In wake of the recent storms that ripped through Cannon and surrounding counties the last few week, I can't help but recall the so-called Super Outbreak of April 1974.
That series of storms, which occurrred 43 years ago, stands as the most violent tornado outbreak ever recorded in the United States. From April 3 to April 4, 1974, there were 148 tornadoes confirmed in 13 U.S. states. Twisters were reported in Illinois, Indiana, Michigan, Ohio, Kentucky, Tennessee, Alabama, Mississippi, Georgia, North Carolina, Virginia, West Virginia and New York. At one point, as many as 15 separate tornadoes were ongoing at the same time.
The 1974 Super Outbreak remains one of the most outstanding severe convective weather episodes of record in the continental United States. Hardest hit was Xenia, Ohio, with much of the town destroyed and 32 people killed.
These storms are particularly memorable to me because they destroyed the home of my aunt and uncle, Jack and Ruth Pugh near Gassaway. I will never forget how their farm looked after the storm and how strangers rallied to help them rebuild.
Here's report from the April 11 edition of the Cannon Courier:
Several small tornadoes accompanied by torrential rains ripped a path of destruction through Cannon County early Wednesday night, April 3 leaving damage to many farms and homes.
Mrs. Buster Chapman was killed when the tornado struck her mobile home in the Sycamore community. The Chapman children, Sandra and David, were rushed to Good Samaritan Hospital and later transferred to Rutherford Hospital after receiving numerous injuries in the storm. The Chapman home was completely destroyed.
Electric power in some sections of the county was interrupted due to falling trees and limbs.
Maintenance crews for Middle Tennessee Electric Corp. and DeKalb Telephone Corp. were busy Thursday, restoring power and phones to many homes.
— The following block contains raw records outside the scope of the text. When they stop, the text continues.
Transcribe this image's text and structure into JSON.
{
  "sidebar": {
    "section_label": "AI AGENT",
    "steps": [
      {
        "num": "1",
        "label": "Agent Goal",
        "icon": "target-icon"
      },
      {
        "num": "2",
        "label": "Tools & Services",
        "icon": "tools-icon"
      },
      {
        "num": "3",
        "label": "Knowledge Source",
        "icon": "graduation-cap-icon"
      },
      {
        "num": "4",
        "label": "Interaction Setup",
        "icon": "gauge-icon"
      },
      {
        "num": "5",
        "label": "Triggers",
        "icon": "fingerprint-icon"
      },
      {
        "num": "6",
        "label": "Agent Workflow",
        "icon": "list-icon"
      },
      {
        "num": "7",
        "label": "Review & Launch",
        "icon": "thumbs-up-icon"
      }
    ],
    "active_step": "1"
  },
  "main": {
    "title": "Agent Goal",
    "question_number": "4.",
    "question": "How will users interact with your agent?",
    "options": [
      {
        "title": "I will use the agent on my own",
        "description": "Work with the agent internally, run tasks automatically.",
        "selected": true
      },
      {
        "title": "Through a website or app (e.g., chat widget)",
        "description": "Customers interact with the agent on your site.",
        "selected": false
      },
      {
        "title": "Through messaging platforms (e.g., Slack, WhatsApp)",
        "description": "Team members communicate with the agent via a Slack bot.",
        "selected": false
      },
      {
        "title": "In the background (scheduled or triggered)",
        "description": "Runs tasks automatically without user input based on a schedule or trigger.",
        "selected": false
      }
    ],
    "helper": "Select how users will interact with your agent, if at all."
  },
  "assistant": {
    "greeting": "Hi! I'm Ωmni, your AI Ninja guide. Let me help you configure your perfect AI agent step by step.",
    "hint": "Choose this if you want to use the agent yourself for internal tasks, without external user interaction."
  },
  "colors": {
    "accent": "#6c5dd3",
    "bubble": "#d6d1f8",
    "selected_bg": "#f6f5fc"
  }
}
Destruction covered a wide area in the county. In the West Side community, the barns of Johnny Sauls and Mrs. Tommy Moore were destroyed.
Hardest hit section of the county was the Gassaway community. Roofs were blown off many homes and barns. Trees were uprooted and shredded by the high winds. Cars and trucks were overturned and received heavy damage.
The home and contents of Mr. and Mrs. Jack Pugh, just outside Gassaway was completely destroyed. As the tornado swept across the Pugh farm a barn and upright silo were also destroyed. A truck parked near the silo received heavy damage along with other farm machinery. Bales of hay were scattered over a wide section of the farm. The Pugh family escaped serious injury by taking shelter in a storm cellar. Various reports indicate that two tornadoes struck the farm.
The tornado then moved into the Dowelltown community of DeKalb County where extensive damage was reported to many homes and businesses.